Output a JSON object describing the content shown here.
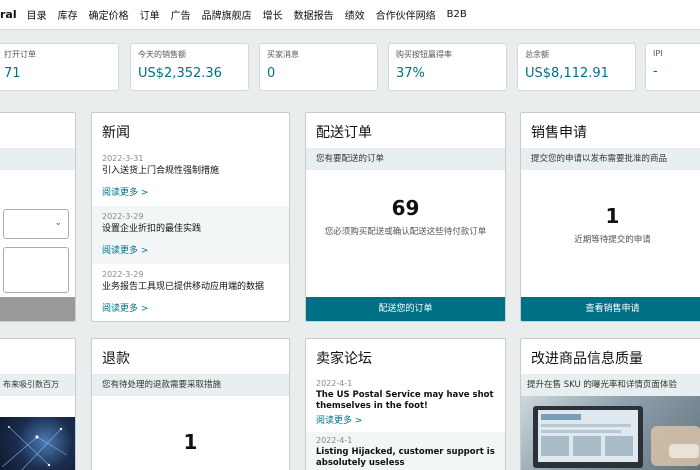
{
  "nav": {
    "brand": "ral",
    "items": [
      "目录",
      "库存",
      "确定价格",
      "订单",
      "广告",
      "品牌旗舰店",
      "增长",
      "数据报告",
      "绩效",
      "合作伙伴网络",
      "B2B"
    ]
  },
  "metrics": [
    {
      "label": "打开订单",
      "value": "71"
    },
    {
      "label": "今天的销售额",
      "value": "US$2,352.36"
    },
    {
      "label": "买家消息",
      "value": "0"
    },
    {
      "label": "购买按钮赢得率",
      "value": "37%"
    },
    {
      "label": "总余额",
      "value": "US$8,112.91"
    },
    {
      "label": "IPI",
      "value": "-"
    }
  ],
  "news": {
    "title": "新闻",
    "items": [
      {
        "date": "2022-3-31",
        "title": "引入送货上门合规性强制措施",
        "more": "阅读更多 >"
      },
      {
        "date": "2022-3-29",
        "title": "设置企业折扣的最佳实践",
        "more": "阅读更多 >"
      },
      {
        "date": "2022-3-29",
        "title": "业务报告工具现已提供移动应用端的数据",
        "more": "阅读更多 >"
      }
    ]
  },
  "shipping": {
    "title": "配送订单",
    "subtitle": "您有要配送的订单",
    "count": "69",
    "desc": "您必须购买配送或确认配送这些待付款订单",
    "footer": "配送您的订单"
  },
  "sales_request": {
    "title": "销售申请",
    "subtitle": "提交您的申请以发布需要批准的商品",
    "count": "1",
    "desc": "近期等待提交的申请",
    "footer": "查看销售申请"
  },
  "refund": {
    "title": "退款",
    "subtitle": "您有待处理的退款需要采取措施",
    "count": "1"
  },
  "forum": {
    "title": "卖家论坛",
    "items": [
      {
        "date": "2022-4-1",
        "title": "The US Postal Service may have shot themselves in the foot!",
        "more": "阅读更多 >"
      },
      {
        "date": "2022-4-1",
        "title": "Listing Hijacked, customer support is absolutely useless"
      }
    ]
  },
  "listing_quality": {
    "title": "改进商品信息质量",
    "subtitle": "提升在售 SKU 的曝光率和详情页面体验"
  },
  "left_partial": {
    "text": "布来吸引数百万"
  },
  "colors": {
    "accent": "#007185",
    "subheader_bg": "#e8eff1",
    "page_bg": "#eaeded"
  }
}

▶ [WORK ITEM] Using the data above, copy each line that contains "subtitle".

▶ [RESULT OF THE TASK]
    "subtitle": "您有要配送的订单",
    "subtitle": "提交您的申请以发布需要批准的商品",
    "subtitle": "您有待处理的退款需要采取措施",
    "subtitle": "提升在售 SKU 的曝光率和详情页面体验"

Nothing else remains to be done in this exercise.